> GOAL OF THE EXERCISE: For each line below that holds the string "华为电脑", add one to a tally; report that tally alone.

> Interface dataset entries:
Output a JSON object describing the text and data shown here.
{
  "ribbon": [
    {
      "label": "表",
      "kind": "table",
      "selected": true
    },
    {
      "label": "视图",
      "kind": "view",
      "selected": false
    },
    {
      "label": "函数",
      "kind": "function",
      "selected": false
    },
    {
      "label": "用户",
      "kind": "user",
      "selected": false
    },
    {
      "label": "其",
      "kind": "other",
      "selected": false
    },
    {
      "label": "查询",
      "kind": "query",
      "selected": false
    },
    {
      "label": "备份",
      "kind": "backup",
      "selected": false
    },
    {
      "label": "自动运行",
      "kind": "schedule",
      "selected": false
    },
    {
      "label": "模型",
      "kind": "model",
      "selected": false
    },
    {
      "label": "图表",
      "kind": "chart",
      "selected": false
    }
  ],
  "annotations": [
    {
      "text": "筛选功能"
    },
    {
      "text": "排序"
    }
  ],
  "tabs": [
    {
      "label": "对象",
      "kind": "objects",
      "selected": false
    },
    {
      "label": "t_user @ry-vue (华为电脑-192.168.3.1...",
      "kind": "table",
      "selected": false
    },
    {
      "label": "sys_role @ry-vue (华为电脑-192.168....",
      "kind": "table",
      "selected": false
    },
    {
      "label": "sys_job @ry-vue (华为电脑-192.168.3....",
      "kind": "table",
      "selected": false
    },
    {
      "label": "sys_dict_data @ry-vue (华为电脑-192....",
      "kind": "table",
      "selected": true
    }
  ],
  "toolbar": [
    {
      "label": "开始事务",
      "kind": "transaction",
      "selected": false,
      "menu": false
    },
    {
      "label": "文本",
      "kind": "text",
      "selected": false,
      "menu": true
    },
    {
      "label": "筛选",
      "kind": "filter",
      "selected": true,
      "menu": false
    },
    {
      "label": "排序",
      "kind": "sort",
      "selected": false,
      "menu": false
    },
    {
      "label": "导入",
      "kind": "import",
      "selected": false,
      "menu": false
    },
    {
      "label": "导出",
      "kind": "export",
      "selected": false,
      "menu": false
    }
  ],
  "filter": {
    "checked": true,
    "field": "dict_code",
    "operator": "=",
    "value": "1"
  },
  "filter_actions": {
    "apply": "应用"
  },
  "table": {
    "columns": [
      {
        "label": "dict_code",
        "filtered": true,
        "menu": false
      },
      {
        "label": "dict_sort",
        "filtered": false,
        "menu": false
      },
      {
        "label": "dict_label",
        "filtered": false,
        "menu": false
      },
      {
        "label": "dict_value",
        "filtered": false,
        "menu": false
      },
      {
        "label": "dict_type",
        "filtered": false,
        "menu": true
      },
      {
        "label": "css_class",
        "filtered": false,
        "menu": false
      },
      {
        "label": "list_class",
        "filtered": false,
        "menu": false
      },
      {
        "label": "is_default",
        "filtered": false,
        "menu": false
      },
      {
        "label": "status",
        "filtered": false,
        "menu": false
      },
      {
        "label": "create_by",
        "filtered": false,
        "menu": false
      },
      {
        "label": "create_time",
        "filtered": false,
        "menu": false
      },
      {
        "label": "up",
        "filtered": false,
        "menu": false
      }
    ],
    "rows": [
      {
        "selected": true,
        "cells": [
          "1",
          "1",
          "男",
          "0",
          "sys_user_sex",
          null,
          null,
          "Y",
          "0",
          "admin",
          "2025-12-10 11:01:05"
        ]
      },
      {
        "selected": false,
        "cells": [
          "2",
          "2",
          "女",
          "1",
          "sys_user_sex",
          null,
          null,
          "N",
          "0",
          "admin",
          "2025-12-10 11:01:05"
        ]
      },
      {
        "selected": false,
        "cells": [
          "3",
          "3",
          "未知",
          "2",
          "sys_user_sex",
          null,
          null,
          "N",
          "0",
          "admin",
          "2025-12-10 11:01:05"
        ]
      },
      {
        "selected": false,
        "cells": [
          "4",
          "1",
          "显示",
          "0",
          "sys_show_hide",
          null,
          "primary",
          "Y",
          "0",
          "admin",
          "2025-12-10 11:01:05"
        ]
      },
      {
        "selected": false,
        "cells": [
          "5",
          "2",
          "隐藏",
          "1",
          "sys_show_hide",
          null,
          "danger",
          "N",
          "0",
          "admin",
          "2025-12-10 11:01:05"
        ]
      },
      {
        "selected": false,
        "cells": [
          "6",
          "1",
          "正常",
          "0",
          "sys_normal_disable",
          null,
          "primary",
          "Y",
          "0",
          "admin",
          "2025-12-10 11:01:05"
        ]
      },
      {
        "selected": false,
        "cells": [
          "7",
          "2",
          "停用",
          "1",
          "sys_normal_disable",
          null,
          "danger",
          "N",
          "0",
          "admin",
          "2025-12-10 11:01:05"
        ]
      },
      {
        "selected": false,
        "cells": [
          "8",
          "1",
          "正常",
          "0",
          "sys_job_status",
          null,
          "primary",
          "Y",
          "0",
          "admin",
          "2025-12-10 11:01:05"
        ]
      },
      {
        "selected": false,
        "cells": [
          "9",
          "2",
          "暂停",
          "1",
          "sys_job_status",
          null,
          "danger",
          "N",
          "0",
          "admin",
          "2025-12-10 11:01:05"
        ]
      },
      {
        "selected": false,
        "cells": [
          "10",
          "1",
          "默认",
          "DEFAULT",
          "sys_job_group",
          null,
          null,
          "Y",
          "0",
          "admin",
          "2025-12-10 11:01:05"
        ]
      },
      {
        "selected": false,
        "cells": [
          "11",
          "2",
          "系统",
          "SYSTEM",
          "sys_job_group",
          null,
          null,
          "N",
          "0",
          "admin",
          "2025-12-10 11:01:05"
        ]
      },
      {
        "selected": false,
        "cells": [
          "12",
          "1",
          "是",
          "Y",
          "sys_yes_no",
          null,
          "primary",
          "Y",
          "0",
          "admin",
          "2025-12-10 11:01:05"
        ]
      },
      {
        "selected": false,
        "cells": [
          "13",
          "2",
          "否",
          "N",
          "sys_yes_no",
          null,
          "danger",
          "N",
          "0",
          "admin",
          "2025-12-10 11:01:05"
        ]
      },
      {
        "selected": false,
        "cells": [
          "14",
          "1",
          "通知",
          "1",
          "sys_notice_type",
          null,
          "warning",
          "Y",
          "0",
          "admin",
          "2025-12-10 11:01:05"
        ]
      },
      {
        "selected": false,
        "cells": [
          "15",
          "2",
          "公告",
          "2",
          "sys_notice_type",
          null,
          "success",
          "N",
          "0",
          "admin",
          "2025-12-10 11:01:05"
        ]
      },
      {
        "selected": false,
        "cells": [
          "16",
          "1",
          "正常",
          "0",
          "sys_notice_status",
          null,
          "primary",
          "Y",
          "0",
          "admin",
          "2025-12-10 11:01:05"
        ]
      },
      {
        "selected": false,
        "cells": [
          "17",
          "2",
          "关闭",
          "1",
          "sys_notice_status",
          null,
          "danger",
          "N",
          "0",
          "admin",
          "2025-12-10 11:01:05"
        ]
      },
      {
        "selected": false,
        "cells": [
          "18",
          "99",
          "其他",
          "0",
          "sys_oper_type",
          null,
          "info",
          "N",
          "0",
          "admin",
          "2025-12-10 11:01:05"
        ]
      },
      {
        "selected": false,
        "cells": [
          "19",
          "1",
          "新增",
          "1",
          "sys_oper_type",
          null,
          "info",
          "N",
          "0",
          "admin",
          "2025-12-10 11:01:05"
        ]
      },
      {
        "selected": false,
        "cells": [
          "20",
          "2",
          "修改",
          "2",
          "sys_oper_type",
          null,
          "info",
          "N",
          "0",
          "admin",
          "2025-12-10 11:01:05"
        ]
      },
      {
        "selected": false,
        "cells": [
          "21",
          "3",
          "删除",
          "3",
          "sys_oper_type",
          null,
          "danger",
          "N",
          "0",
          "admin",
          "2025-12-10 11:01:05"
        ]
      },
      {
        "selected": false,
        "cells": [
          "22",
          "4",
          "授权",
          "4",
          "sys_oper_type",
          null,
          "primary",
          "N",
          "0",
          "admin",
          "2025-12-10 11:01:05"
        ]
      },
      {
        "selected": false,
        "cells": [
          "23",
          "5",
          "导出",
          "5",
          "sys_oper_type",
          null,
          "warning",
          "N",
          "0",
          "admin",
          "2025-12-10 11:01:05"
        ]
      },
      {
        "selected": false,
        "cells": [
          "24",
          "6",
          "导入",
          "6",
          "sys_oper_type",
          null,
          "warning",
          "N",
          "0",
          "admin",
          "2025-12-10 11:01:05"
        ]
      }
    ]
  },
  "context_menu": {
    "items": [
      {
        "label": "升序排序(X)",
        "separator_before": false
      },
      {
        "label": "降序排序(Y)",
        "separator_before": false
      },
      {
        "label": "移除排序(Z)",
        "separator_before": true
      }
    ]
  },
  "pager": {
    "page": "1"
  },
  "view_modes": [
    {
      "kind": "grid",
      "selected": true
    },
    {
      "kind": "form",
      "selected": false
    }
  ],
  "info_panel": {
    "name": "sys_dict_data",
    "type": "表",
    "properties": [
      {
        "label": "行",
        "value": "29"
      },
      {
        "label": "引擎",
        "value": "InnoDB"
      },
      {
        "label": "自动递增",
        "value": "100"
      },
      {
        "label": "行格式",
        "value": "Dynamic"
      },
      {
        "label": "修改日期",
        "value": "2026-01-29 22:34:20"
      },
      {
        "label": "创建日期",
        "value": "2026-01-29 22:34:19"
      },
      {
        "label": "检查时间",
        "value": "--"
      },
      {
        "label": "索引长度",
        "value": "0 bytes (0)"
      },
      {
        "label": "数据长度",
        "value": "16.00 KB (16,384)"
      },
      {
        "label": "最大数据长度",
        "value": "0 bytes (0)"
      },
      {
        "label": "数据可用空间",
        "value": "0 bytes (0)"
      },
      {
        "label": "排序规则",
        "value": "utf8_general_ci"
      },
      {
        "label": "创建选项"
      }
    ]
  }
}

> OUTPUT FOR THIS TASK: 4